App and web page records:
↓
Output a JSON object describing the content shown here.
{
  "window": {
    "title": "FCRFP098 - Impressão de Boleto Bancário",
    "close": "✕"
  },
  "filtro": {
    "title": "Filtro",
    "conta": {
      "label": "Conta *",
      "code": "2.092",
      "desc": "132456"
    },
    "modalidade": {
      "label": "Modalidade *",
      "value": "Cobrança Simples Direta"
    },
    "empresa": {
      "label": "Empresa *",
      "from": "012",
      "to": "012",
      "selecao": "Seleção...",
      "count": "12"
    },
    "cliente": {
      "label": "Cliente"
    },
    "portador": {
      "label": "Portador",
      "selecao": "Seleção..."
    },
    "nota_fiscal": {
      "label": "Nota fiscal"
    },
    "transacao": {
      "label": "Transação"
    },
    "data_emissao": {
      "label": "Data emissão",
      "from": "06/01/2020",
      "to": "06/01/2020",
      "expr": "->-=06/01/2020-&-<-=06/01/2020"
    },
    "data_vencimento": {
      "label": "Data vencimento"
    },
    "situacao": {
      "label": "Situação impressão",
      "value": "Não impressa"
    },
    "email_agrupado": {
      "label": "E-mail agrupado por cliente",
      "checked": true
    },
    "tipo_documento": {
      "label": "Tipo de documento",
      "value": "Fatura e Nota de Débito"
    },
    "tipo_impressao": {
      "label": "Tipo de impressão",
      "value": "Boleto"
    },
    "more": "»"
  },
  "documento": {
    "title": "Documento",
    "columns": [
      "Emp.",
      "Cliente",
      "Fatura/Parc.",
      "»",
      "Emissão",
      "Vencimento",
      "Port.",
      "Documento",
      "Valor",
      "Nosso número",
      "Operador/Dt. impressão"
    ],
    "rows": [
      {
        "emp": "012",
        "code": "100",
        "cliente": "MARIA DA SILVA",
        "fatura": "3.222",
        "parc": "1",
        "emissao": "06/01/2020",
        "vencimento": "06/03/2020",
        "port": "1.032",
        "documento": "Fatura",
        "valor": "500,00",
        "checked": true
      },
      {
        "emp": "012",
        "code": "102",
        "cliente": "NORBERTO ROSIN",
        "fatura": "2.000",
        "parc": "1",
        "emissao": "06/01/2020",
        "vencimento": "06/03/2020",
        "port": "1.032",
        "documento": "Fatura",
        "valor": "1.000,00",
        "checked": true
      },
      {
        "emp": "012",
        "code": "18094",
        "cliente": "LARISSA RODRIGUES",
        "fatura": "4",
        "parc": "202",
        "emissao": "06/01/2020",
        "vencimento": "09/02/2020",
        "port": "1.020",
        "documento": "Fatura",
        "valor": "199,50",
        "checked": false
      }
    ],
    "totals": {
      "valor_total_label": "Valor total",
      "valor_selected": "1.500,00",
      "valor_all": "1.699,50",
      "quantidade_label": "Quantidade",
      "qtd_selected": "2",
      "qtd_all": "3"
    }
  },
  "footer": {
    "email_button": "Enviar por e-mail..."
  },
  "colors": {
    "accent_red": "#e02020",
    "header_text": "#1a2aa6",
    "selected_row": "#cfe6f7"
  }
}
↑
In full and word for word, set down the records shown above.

Output a JSON object describing the content shown here.
{
  "window": {
    "title": "FCRFP098 - Impressão de Boleto Bancário",
    "close": "✕"
  },
  "filtro": {
    "title": "Filtro",
    "conta": {
      "label": "Conta *",
      "code": "2.092",
      "desc": "132456"
    },
    "modalidade": {
      "label": "Modalidade *",
      "value": "Cobrança Simples Direta"
    },
    "empresa": {
      "label": "Empresa *",
      "from": "012",
      "to": "012",
      "selecao": "Seleção...",
      "count": "12"
    },
    "cliente": {
      "label": "Cliente"
    },
    "portador": {
      "label": "Portador",
      "selecao": "Seleção..."
    },
    "nota_fiscal": {
      "label": "Nota fiscal"
    },
    "transacao": {
      "label": "Transação"
    },
    "data_emissao": {
      "label": "Data emissão",
      "from": "06/01/2020",
      "to": "06/01/2020",
      "expr": "->-=06/01/2020-&-<-=06/01/2020"
    },
    "data_vencimento": {
      "label": "Data vencimento"
    },
    "situacao": {
      "label": "Situação impressão",
      "value": "Não impressa"
    },
    "email_agrupado": {
      "label": "E-mail agrupado por cliente",
      "checked": true
    },
    "tipo_documento": {
      "label": "Tipo de documento",
      "value": "Fatura e Nota de Débito"
    },
    "tipo_impressao": {
      "label": "Tipo de impressão",
      "value": "Boleto"
    },
    "more": "»"
  },
  "documento": {
    "title": "Documento",
    "columns": [
      "Emp.",
      "Cliente",
      "Fatura/Parc.",
      "»",
      "Emissão",
      "Vencimento",
      "Port.",
      "Documento",
      "Valor",
      "Nosso número",
      "Operador/Dt. impressão"
    ],
    "rows": [
      {
        "emp": "012",
        "code": "100",
        "cliente": "MARIA DA SILVA",
        "fatura": "3.222",
        "parc": "1",
        "emissao": "06/01/2020",
        "vencimento": "06/03/2020",
        "port": "1.032",
        "documento": "Fatura",
        "valor": "500,00",
        "checked": true
      },
      {
        "emp": "012",
        "code": "102",
        "cliente": "NORBERTO ROSIN",
        "fatura": "2.000",
        "parc": "1",
        "emissao": "06/01/2020",
        "vencimento": "06/03/2020",
        "port": "1.032",
        "documento": "Fatura",
        "valor": "1.000,00",
        "checked": true
      },
      {
        "emp": "012",
        "code": "18094",
        "cliente": "LARISSA RODRIGUES",
        "fatura": "4",
        "parc": "202",
        "emissao": "06/01/2020",
        "vencimento": "09/02/2020",
        "port": "1.020",
        "documento": "Fatura",
        "valor": "199,50",
        "checked": false
      }
    ],
    "totals": {
      "valor_total_label": "Valor total",
      "valor_selected": "1.500,00",
      "valor_all": "1.699,50",
      "quantidade_label": "Quantidade",
      "qtd_selected": "2",
      "qtd_all": "3"
    }
  },
  "footer": {
    "email_button": "Enviar por e-mail..."
  },
  "colors": {
    "accent_red": "#e02020",
    "header_text": "#1a2aa6",
    "selected_row": "#cfe6f7"
  }
}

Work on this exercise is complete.